He dismisses claims he said he had a “crush” on a woman, saying instead he had a “crush” on her work habits. Carr says there was also no evidence he hugged anyone inappropriately or that he made “retaliatory threats” against people who “blew the whistle” about his comments.
“But of course, that didn’t stop some liberal bureaucrats from trying to create drama because a conservative like myself was serving in the administration,” Carr writes on his Facebook post.
Another complaint dealt with what Carr calls “locker room talk,” not inappropriate claims about women, “just stupid male anatomy jokes.” Two alleged incidents could not be proven, he says. In another instance, a man in the restroom was not offended when he Carr says he “made a joke about the water in the urinal being cold/deep.”
“I wasn’t aware that the fella from the other complaints was apparently in the bathroom spying on us and reporting back,” Carr writes on his Facebook post.
Carr vs. Ketron in the offing
Former colleagues in the state Legislature, Carr and Ketron are expected to face off in the 2022 mayoral race to lead one of the state’s biggest and fastest-growing counties, one in which the winner will deal with myriad issues.
Ketron will carry his own baggage into the race, assuming he successfully deals with a $135,000 civil penalty by the Tennessee Registry of Election Finance for 472 findings in audits of his state Senate, Quest PAC and mayoral campaign accounts.

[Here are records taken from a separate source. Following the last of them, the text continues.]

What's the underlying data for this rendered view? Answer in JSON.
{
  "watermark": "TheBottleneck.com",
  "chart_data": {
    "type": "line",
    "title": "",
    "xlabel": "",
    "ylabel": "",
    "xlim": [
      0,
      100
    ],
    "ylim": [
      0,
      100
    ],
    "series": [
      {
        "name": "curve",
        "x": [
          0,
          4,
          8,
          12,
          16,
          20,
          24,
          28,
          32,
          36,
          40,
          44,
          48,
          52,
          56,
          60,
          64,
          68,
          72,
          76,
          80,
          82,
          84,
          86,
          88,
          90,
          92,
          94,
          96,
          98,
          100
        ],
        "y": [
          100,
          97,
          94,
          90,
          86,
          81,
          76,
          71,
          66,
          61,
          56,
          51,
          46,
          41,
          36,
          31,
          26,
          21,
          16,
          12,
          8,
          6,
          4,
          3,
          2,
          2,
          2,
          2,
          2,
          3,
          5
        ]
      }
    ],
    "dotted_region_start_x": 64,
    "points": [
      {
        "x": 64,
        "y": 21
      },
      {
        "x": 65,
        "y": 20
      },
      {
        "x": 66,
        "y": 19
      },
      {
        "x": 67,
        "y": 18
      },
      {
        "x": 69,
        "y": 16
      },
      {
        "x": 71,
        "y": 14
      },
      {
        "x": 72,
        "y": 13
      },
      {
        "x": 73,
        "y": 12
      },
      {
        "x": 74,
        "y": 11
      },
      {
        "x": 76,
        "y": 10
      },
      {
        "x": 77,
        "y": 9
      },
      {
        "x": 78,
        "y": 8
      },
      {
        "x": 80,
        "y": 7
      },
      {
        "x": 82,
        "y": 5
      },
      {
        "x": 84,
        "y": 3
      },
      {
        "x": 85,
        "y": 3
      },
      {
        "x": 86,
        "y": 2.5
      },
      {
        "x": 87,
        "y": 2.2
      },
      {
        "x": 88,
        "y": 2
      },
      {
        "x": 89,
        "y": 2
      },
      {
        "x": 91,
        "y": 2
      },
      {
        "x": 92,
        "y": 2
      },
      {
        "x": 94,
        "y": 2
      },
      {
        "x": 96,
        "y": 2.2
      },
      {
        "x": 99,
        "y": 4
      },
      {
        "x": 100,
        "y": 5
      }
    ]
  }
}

After two years of auditing and working with Ketron’s attorneys, the Registry was unable to resolve many of the findings with Ketron’s attorneys.
To run for re-election, Ketron will have to pay any penalties before the qualifying deadline, noon Feb. 17, 2022.
The former state senator did not admit any wrongdoing in an April hearing with the Registry board but accepted responsibility for allowing his daughter, Kelsey Ketron Randolph, to handle his campaign accounts. In addition to the litany of problems with Ketron’s political accounts, his daughter pleaded guilty last year to insurance fraud, which forced Ketron to close the insurance business started by his father.
Because of those financial problems, Ketron’s attorney requested a payment plan at the April meeting. The Registry board asked its executive director to negotiate payments with Ketron and come back with a proposal at its meeting in July. But Ketron’s attorney offered two weeks ago to pay a $135,000 civil penalty.
Questions still surround an $80,000 civil penalty the board ordered previously for late reports and other shortcomings by Ketron.
Carr says Ketron’s problems with the Registry board affected his decision to run only indirectly but notes he believes “there’s an issue of integrity and transparency and honesty that translates to these big issues that confront the county.”
The challenger says his priority is getting a handle on Rutherford’s waste management issues and privately-owned Middle Point Landfill. He doesn’t agree with the county’s bidding process for companies to handle Rutherford’s waste management.
Carr also is bothered by the fact Middle Point Landfill takes a large percentage of its garbage from neighboring counties such as Davidson. Republic Services, the landfill operator, recently requested an expansion but withdrew it after public outcry.
In addition, Carr believes the county needs to develop a “vision” for development, one that doesn’t include apartments. Though the county mayor’s office has no control over the Murfreesboro Planning Department or City Council, which approve apartment construction plans within Murfreesboro’s municipal limits, Carr says he would work “collaboratively” to support a vision to retain the county’s heritage and diversity.